The "debate" over how law enforcement can have lawful access to encrypted messages is anything but civil. The Encryption Working Group attempted to find common ground and made some proposals, but no agreement on how messages can be viewed without undermining encryption.
Encryption experts from around the world collaborated on an open letter to G7 leaders prior to the summit to not undermine encryption. The fact that the G7 leaders didn't release a statement supporting lawful access for law enforcement and intelligence agencies the way the G7 ministers did back in April is a victory of sorts.
Researchers have discovered two new flaws in the Dragonfly handshake in the WPA3 WiFi security standard.

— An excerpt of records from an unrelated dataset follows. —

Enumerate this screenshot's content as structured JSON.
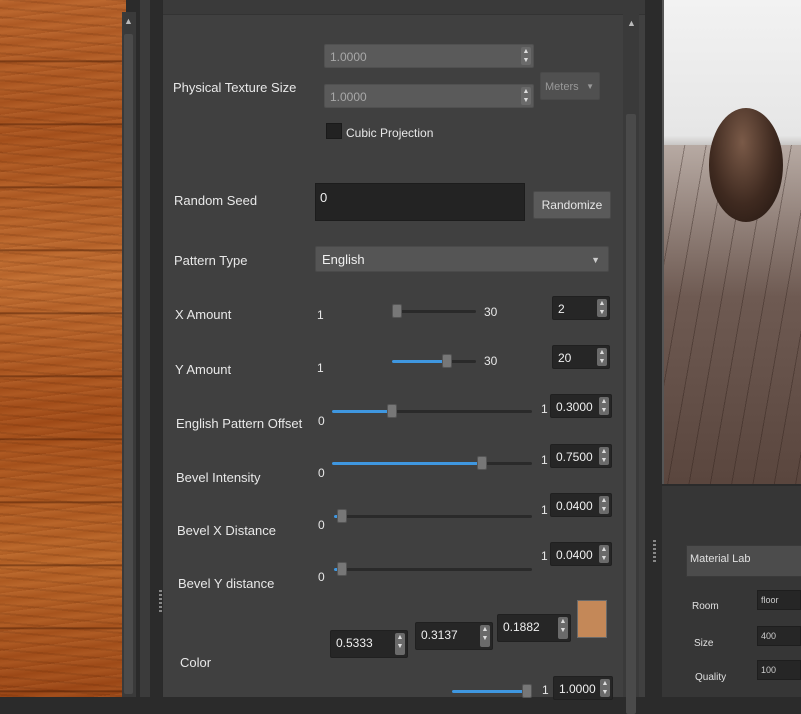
{
  "texture_size": {
    "label": "Physical Texture Size",
    "value1": "1.0000",
    "value2": "1.0000",
    "units": "Meters",
    "cubic_projection_label": "Cubic Projection"
  },
  "random_seed": {
    "label": "Random Seed",
    "value": "0",
    "button": "Randomize"
  },
  "pattern_type": {
    "label": "Pattern Type",
    "value": "English"
  },
  "x_amount": {
    "label": "X Amount",
    "min": "1",
    "max": "30",
    "value": "2",
    "level": 0.03
  },
  "y_amount": {
    "label": "Y Amount",
    "min": "1",
    "max": "30",
    "value": "20",
    "level": 0.66
  },
  "english_offset": {
    "label": "English Pattern Offset",
    "min": "0",
    "max": "1",
    "value": "0.3000",
    "level": 0.3
  },
  "bevel_intensity": {
    "label": "Bevel Intensity",
    "min": "0",
    "max": "1",
    "value": "0.7500",
    "level": 0.75
  },
  "bevel_x": {
    "label": "Bevel X Distance",
    "min": "0",
    "max": "1",
    "value": "0.0400",
    "level": 0.04
  },
  "bevel_y": {
    "label": "Bevel Y distance",
    "min": "0",
    "max": "1",
    "value": "0.0400",
    "level": 0.04
  },
  "color": {
    "label": "Color",
    "r": "0.5333",
    "g": "0.3137",
    "b": "0.1882",
    "swatch": "#c48858"
  },
  "bottom_row": {
    "max": "1",
    "value": "1.0000",
    "level": 1.0
  },
  "material_lab": {
    "title": "Material Lab",
    "room_label": "Room",
    "room_value": "floor",
    "size_label": "Size",
    "size_value": "400",
    "quality_label": "Quality",
    "quality_value": "100"
  },
  "colors": {
    "accent": "#3f97e0"
  }
}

Law enforcement officials and lawmakers asking the technology industry to provide backdoors into encryption products is not anything new, but U.S. Attorney General William Barr did something past officials hadn't done before: Barr specified that the backdoors and workarounds should be in encrypted messaging apps.

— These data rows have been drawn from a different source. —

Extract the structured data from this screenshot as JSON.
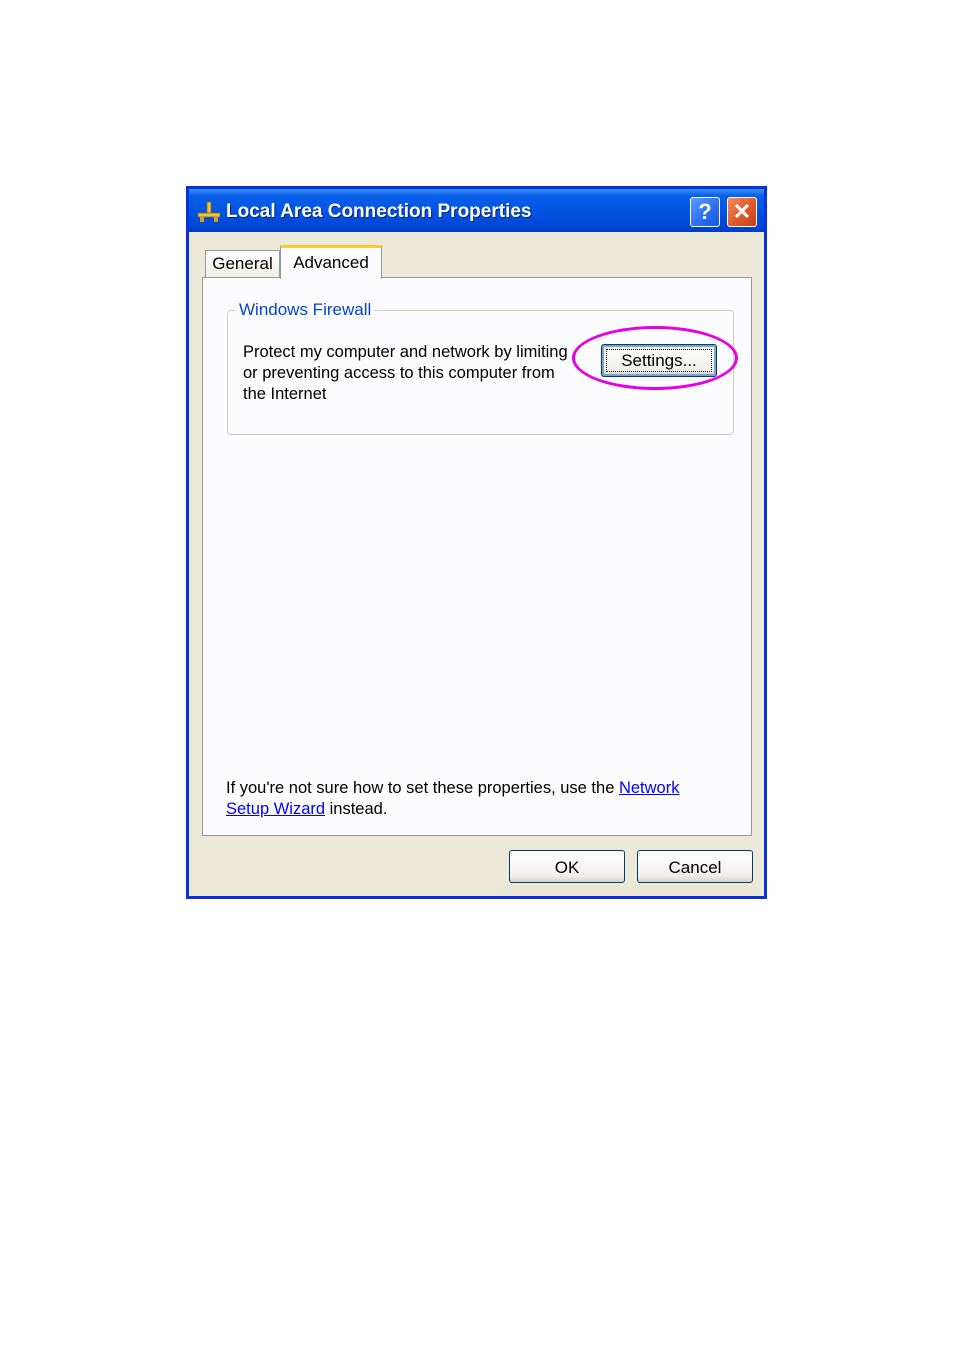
{
  "window": {
    "title": "Local Area Connection Properties",
    "icon": "network-connection-icon",
    "help_label": "?",
    "close_label": "✕"
  },
  "tabs": [
    {
      "label": "General",
      "selected": false
    },
    {
      "label": "Advanced",
      "selected": true
    }
  ],
  "firewall": {
    "group_label": "Windows Firewall",
    "description": "Protect my computer and network by limiting or preventing access to this computer from the Internet",
    "settings_button": "Settings..."
  },
  "footer": {
    "help_prefix": "If you're not sure how to set these properties, use the ",
    "link_text": "Network Setup Wizard",
    "help_suffix": " instead."
  },
  "buttons": {
    "ok": "OK",
    "cancel": "Cancel"
  },
  "colors": {
    "title_bar": "#0055e5",
    "window_border": "#0831d9",
    "highlight": "#e600e6",
    "link": "#0000ff"
  }
}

A certificate flooding attack on OpenPGP keyservers is causing problems and raising questions about the system's resilience.